**ENTRIES SUPPLIED:**
=== Section Start ===

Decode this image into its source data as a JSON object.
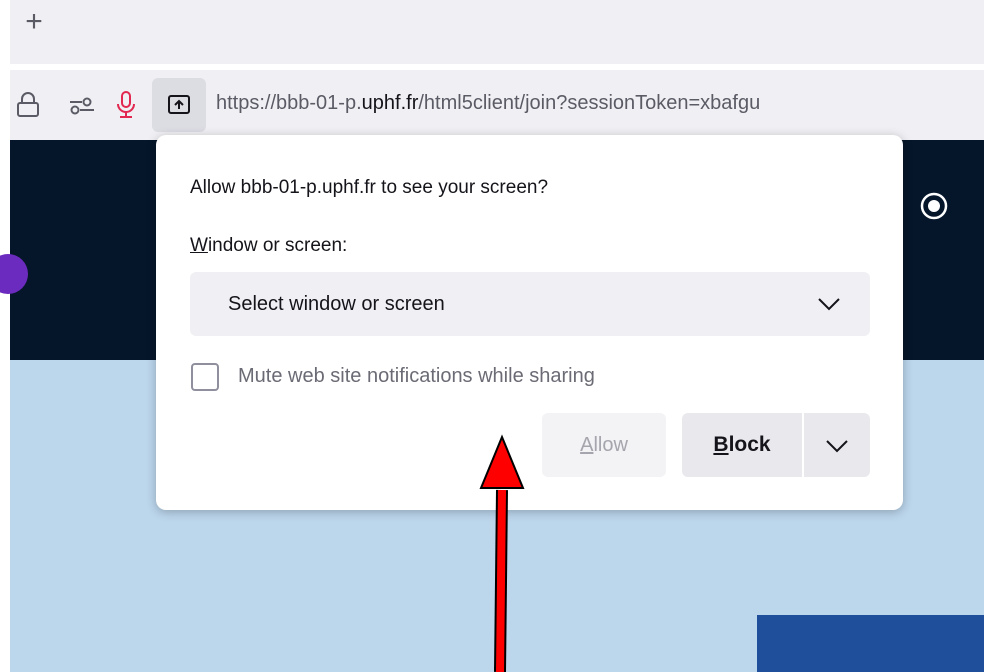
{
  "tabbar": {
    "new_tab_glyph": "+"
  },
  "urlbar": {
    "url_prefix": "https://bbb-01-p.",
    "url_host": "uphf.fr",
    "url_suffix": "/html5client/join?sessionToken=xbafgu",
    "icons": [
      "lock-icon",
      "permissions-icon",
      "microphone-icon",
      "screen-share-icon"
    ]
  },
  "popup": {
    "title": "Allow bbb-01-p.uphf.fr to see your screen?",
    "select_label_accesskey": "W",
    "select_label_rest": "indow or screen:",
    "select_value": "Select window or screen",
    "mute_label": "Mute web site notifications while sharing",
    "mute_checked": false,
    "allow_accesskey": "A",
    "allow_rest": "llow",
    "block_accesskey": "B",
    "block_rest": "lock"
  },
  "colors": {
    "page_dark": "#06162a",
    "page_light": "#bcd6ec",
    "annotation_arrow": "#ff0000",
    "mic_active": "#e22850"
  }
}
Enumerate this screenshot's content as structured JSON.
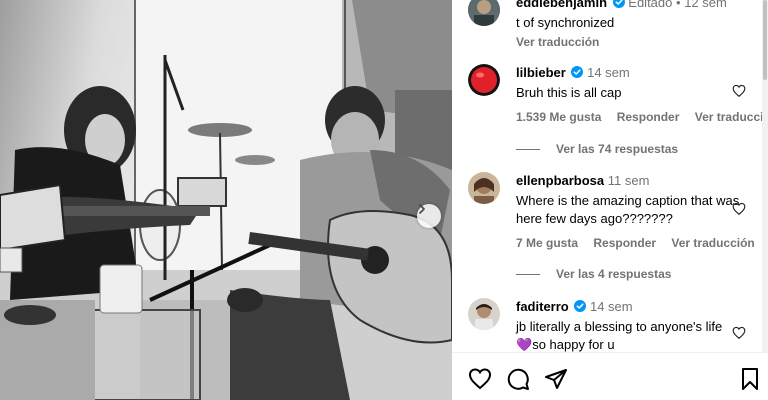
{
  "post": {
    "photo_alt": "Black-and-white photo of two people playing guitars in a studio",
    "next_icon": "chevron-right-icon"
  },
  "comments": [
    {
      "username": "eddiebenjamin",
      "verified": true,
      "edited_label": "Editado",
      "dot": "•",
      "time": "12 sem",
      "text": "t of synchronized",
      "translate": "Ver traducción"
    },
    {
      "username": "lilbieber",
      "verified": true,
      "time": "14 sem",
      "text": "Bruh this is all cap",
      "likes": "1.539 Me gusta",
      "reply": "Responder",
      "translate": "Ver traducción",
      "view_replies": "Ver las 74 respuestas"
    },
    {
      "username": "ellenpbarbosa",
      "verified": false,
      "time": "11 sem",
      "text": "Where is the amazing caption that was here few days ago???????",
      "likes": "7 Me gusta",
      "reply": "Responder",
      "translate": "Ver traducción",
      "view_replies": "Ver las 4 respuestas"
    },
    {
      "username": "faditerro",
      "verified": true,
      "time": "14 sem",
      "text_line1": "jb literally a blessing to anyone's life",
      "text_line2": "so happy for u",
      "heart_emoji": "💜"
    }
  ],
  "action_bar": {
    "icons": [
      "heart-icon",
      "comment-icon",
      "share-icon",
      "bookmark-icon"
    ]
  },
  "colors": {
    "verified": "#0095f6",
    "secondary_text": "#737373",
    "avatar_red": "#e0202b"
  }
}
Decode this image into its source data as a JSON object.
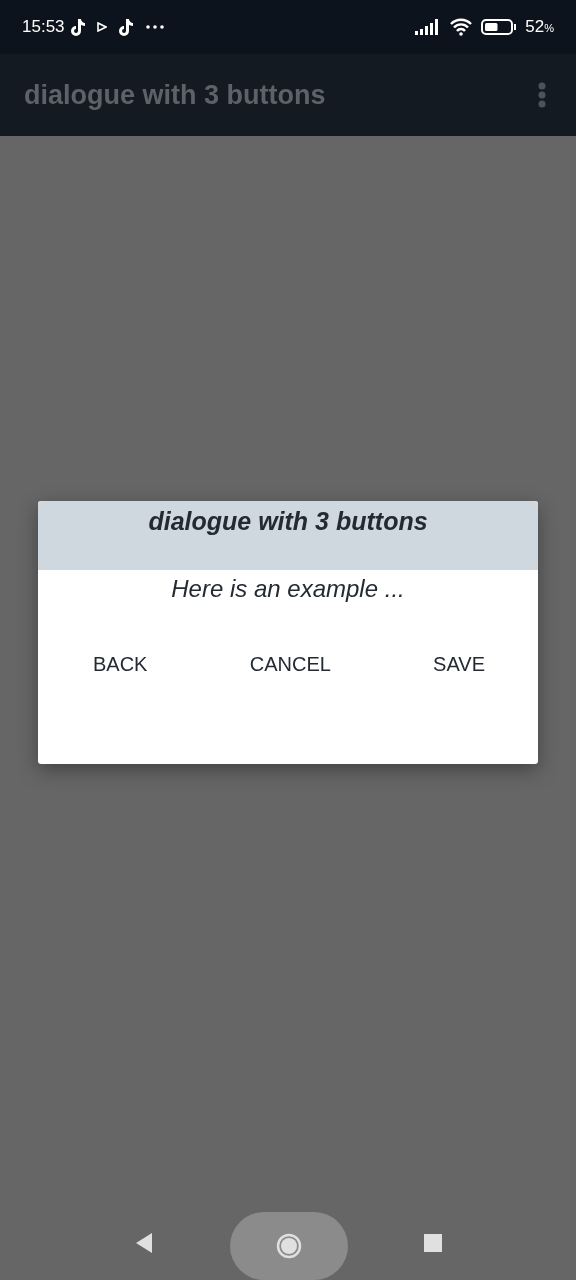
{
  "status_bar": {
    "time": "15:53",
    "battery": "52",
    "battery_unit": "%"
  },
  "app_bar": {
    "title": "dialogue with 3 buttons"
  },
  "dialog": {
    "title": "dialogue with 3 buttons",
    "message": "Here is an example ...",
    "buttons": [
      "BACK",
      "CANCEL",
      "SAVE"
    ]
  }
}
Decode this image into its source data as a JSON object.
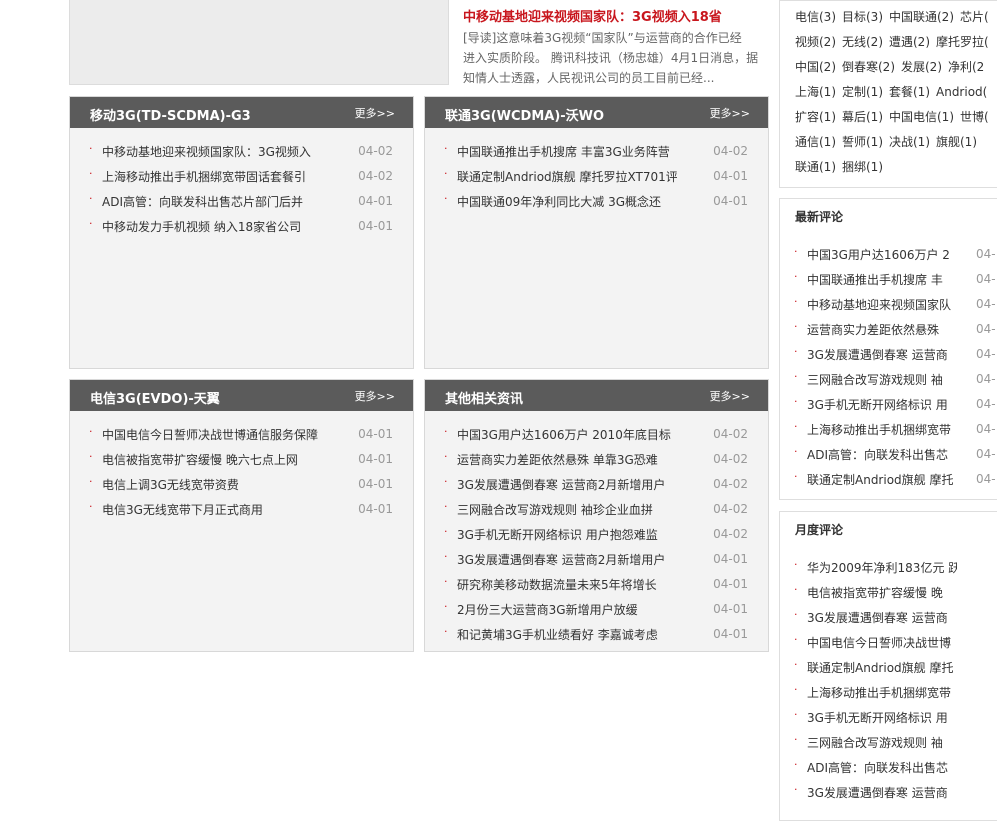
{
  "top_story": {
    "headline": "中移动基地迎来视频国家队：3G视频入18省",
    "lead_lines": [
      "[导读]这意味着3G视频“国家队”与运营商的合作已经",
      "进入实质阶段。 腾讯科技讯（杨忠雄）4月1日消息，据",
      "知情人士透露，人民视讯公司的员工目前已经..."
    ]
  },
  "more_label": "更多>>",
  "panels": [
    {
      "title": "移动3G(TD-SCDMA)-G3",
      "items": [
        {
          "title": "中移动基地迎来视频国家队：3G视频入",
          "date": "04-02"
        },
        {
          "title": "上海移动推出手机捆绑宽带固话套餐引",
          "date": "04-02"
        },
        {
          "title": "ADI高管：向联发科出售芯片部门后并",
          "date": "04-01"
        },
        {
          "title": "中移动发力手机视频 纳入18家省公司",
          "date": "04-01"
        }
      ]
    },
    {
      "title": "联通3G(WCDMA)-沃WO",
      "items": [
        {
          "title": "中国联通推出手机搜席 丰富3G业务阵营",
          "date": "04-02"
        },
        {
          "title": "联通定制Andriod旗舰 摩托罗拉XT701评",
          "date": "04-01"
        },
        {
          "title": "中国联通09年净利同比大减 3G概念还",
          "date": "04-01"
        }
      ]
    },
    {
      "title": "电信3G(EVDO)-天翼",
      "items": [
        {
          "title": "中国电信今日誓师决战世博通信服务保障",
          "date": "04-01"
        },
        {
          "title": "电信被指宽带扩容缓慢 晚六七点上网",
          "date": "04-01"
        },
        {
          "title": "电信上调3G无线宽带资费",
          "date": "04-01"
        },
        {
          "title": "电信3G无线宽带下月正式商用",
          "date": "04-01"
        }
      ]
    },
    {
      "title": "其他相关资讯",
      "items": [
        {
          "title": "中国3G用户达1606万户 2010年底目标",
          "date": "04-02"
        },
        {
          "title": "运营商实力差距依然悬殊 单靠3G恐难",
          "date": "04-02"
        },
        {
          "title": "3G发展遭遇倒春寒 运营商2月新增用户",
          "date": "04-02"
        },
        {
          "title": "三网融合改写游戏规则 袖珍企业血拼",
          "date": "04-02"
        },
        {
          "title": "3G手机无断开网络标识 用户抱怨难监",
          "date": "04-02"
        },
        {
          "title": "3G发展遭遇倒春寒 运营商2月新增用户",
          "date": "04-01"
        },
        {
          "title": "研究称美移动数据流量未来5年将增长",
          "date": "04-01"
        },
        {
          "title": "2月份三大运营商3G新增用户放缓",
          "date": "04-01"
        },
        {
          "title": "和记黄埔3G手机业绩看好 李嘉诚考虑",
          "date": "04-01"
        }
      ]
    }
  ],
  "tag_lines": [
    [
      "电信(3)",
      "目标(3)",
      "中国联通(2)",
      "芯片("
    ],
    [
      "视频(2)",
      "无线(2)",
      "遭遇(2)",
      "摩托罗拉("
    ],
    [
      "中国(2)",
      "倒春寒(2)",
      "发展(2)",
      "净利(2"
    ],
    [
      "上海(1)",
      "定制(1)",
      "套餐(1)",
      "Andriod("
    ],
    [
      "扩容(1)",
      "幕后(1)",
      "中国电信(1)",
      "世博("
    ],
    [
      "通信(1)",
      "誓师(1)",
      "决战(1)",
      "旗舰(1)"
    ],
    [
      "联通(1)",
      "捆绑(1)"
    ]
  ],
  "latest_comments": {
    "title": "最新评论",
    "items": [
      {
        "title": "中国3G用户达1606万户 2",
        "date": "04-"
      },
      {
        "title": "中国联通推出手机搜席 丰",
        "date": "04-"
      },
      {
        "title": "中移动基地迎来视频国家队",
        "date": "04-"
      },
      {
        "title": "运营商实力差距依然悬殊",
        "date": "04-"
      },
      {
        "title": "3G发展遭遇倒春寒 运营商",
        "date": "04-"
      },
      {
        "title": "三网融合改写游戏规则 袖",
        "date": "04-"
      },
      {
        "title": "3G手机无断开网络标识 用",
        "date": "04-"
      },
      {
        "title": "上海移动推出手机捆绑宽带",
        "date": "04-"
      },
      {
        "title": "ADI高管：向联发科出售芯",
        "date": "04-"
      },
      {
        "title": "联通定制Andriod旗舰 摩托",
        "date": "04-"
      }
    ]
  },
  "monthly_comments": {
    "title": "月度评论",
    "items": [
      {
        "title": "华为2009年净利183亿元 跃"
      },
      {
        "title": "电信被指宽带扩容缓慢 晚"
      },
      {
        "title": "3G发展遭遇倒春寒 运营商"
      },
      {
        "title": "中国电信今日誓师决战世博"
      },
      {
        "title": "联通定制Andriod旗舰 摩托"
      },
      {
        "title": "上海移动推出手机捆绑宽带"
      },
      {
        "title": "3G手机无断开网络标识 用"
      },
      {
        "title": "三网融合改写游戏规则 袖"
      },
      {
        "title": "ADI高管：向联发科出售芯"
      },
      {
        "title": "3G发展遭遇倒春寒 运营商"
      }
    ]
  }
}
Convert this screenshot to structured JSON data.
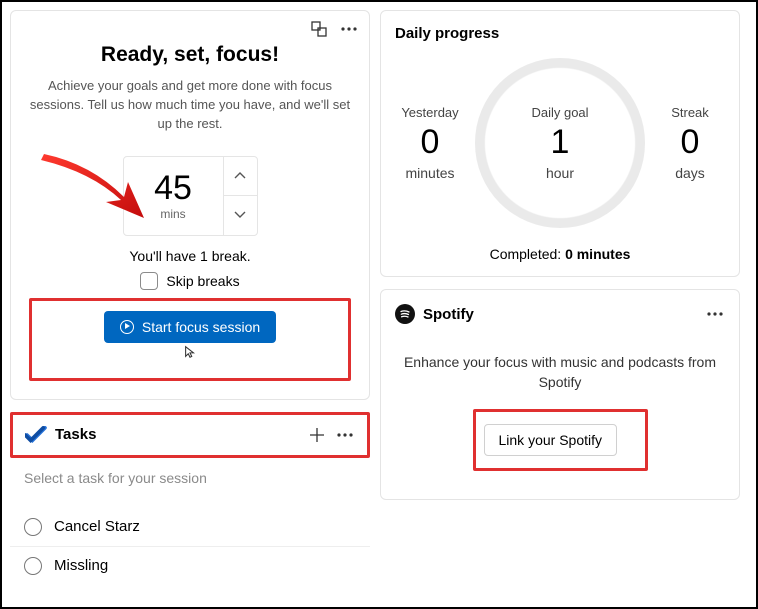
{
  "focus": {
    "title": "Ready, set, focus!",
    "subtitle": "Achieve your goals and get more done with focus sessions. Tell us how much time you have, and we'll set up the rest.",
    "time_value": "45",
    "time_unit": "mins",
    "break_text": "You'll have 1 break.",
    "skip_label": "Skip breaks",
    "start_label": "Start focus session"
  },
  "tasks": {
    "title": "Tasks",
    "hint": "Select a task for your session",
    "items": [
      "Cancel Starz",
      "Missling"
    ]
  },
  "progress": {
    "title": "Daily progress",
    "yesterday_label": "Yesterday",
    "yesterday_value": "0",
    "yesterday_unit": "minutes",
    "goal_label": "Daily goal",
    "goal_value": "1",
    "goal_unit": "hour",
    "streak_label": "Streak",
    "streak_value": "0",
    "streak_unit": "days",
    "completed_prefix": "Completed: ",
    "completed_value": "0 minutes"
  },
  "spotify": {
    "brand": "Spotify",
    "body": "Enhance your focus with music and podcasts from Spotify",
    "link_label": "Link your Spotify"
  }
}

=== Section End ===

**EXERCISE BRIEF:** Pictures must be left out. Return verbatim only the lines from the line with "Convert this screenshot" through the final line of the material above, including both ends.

**SOLUTION TO THE EXERCISE:**
Convert this screenshot to structured JSON data.
{
  "focus": {
    "title": "Ready, set, focus!",
    "subtitle": "Achieve your goals and get more done with focus sessions. Tell us how much time you have, and we'll set up the rest.",
    "time_value": "45",
    "time_unit": "mins",
    "break_text": "You'll have 1 break.",
    "skip_label": "Skip breaks",
    "start_label": "Start focus session"
  },
  "tasks": {
    "title": "Tasks",
    "hint": "Select a task for your session",
    "items": [
      "Cancel Starz",
      "Missling"
    ]
  },
  "progress": {
    "title": "Daily progress",
    "yesterday_label": "Yesterday",
    "yesterday_value": "0",
    "yesterday_unit": "minutes",
    "goal_label": "Daily goal",
    "goal_value": "1",
    "goal_unit": "hour",
    "streak_label": "Streak",
    "streak_value": "0",
    "streak_unit": "days",
    "completed_prefix": "Completed: ",
    "completed_value": "0 minutes"
  },
  "spotify": {
    "brand": "Spotify",
    "body": "Enhance your focus with music and podcasts from Spotify",
    "link_label": "Link your Spotify"
  }
}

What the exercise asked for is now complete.